Morningstar Minute: 100 days of Trump

Despite the fanfare created by multiple executive orders, few tangible changes have taken place so far in the Trump administration, says Morningstar's Christopher Davis.

Christopher Davis 8 May, 2017 | 5:00PM

 

 

Christopher Davis: With a little more than 100 days under its belt the Trump administration reminds me of a line from Macbeth, "full of sound and fury, signifying nothing." In his book, "The Art of the Deal" Mr. Trump recounts how he impressed potential investors to his Atlantic City casino in 1982. Trump worried investors would be scared off if they witnessed a lifeless construction site. So, he ordered crews to dig holes and move dirt around to create the appearance of activity.

He has made the same kind of move again and again in his presidency. He signed 30 executive orders in his first 100 days as President to create the appearance of deregulation on the environment, healthcare and the financial systems, outcomes that the market would generally like. The fanfare surrounding each order creates the impression that something has changed. But most simply direct cabinet secretaries to prepare reports months from now.

Thus far, Trump's intemperate rhetoric on trade hasn't matched reality. He indicated he was ready to withdraw from NAFTA. However, after two quick chats with Prime Minister Trudeau and President Nieto of Mexico he changed his tune. Now, slapping tariffs on Canadian softwood lumber wasn't an encouraging sign to be sure. But the U.S. and Canada have long tussled over the lumber trade, and this isn't anything new.

Yes, the market has fared well since Donald Trump's election. The S&P 500 is up 13% in U.S. dollar terms since November of 2016. That's good by historical standards, but not exceptionally so. Following President Obama's 2012 reelection, the S&P 500 rallied just as sharply. Stocks fell when George W. Bush and Obama were elected for their first terms, but both presidents inherited economies in recession.
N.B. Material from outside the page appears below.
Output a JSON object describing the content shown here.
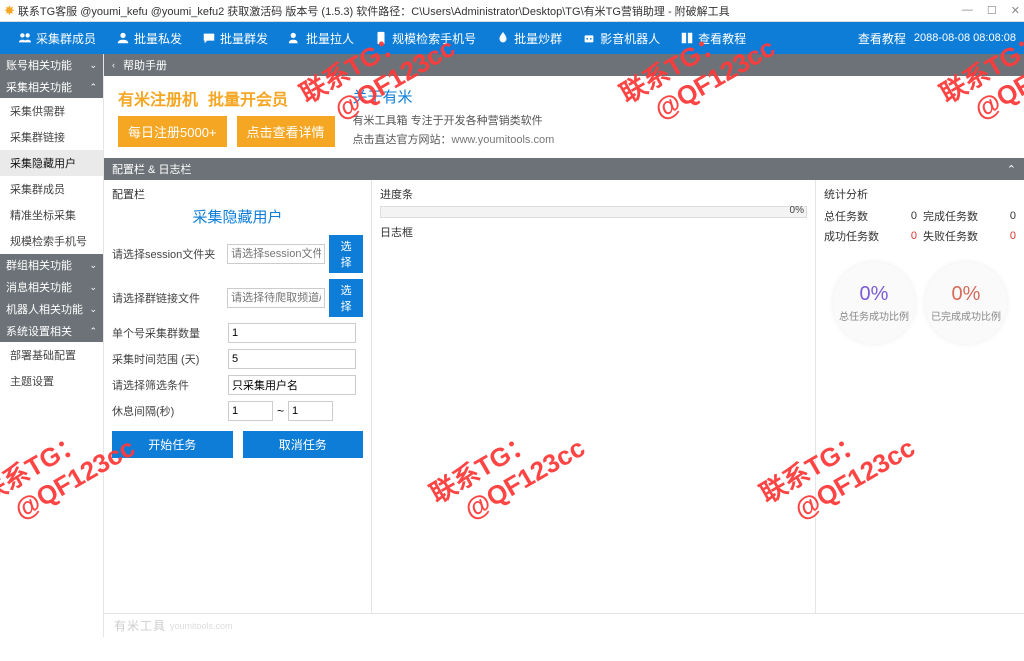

This is to say that markets are driven more by economic fundamentals than who is in office.

Of course, there are more than 1,300 days left in Trump's first term. A lot can happen. But if the first 100 days teach investors anything, it is that worrying about what the new president says is mostly a waste of time. As always, it's best to tune out the noise and focus on what will drive your investment success over the long run.
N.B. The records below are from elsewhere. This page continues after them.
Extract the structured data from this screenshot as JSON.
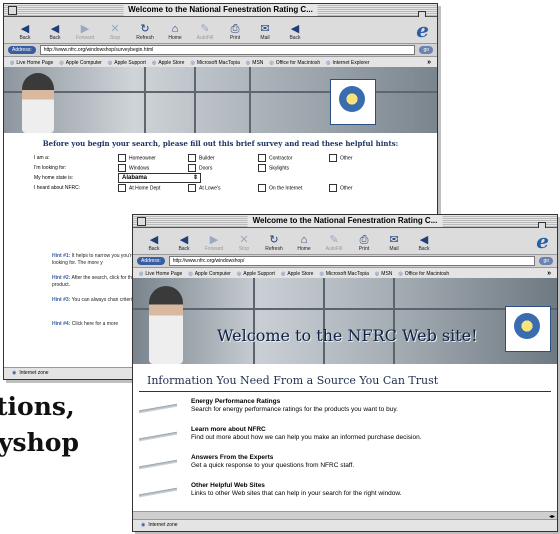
{
  "toolbar_buttons": [
    {
      "icon": "back-arrow-icon",
      "glyph": "◀",
      "label": "Back",
      "dim": false
    },
    {
      "icon": "back-arrow-icon",
      "glyph": "◀",
      "label": "Back",
      "dim": false
    },
    {
      "icon": "forward-arrow-icon",
      "glyph": "▶",
      "label": "Forward",
      "dim": true
    },
    {
      "icon": "stop-icon",
      "glyph": "✕",
      "label": "Stop",
      "dim": true
    },
    {
      "icon": "refresh-icon",
      "glyph": "↻",
      "label": "Refresh",
      "dim": false
    },
    {
      "icon": "home-icon",
      "glyph": "⌂",
      "label": "Home",
      "dim": false
    },
    {
      "icon": "autofill-icon",
      "glyph": "✎",
      "label": "AutoFill",
      "dim": true
    },
    {
      "icon": "print-icon",
      "glyph": "⎙",
      "label": "Print",
      "dim": false
    },
    {
      "icon": "mail-icon",
      "glyph": "✉",
      "label": "Mail",
      "dim": false
    },
    {
      "icon": "back-arrow-icon",
      "glyph": "◀",
      "label": "Back",
      "dim": false
    }
  ],
  "windowA": {
    "title": "Welcome to the National Fenestration Rating C...",
    "address_label": "Address:",
    "url": "http://www.nfrc.org/windowshop/surveybegin.html",
    "go": "go",
    "favorites": [
      "Live Home Page",
      "Apple Computer",
      "Apple Support",
      "Apple Store",
      "Microsoft MacTopia",
      "MSN",
      "Office for Macintosh",
      "Internet Explorer"
    ],
    "survey": {
      "heading": "Before you begin your search, please fill out this brief survey and read these helpful hints:",
      "i_am_label": "I am a:",
      "i_am_options": [
        "Homeowner",
        "Builder",
        "Contractor",
        "Other"
      ],
      "looking_label": "I'm looking for:",
      "looking_options": [
        "Windows",
        "Doors",
        "Skylights"
      ],
      "state_label": "My home state is:",
      "state_value": "Alabama",
      "heard_label": "I heard about NFRC:",
      "heard_options": [
        "At Home Dept",
        "At Lowe's",
        "On the Internet",
        "Other"
      ]
    },
    "hints": [
      {
        "label": "Hint #1:",
        "text": "It helps to narrow you you're looking for. The more y"
      },
      {
        "label": "Hint #2:",
        "text": "After the search, click for that product."
      },
      {
        "label": "Hint #3:",
        "text": "You can always chan criteria."
      },
      {
        "label": "Hint #4:",
        "text": "Click here for a more"
      }
    ],
    "status": "Internet zone"
  },
  "windowB": {
    "title": "Welcome to the National Fenestration Rating C...",
    "address_label": "Address:",
    "url": "http://www.nfrc.org/windowshop/",
    "go": "go",
    "favorites": [
      "Live Home Page",
      "Apple Computer",
      "Apple Support",
      "Apple Store",
      "Microsoft MacTopia",
      "MSN",
      "Office for Macintosh"
    ],
    "banner_text": "Welcome to the NFRC Web site!",
    "info_heading": "Information You Need From a Source You Can Trust",
    "items": [
      {
        "title": "Energy Performance Ratings",
        "desc": "Search for energy performance ratings for the products you want to buy."
      },
      {
        "title": "Learn more about NFRC",
        "desc": "Find out more about how we can help you make an informed purchase decision."
      },
      {
        "title": "Answers From the Experts",
        "desc": "Get a quick response to your questions from NFRC staff."
      },
      {
        "title": "Other Helpful Web Sites",
        "desc": "Links to other Web sites that can help in your search for the right window."
      }
    ],
    "status": "Internet zone"
  },
  "caption_lines": [
    "tions,",
    "yshop"
  ]
}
For Morningstar, I'm Christopher Davis.

About Author

Christopher Davis

Christopher Davis  Christopher Davis is Director of Manager Research at Morningstar Canada.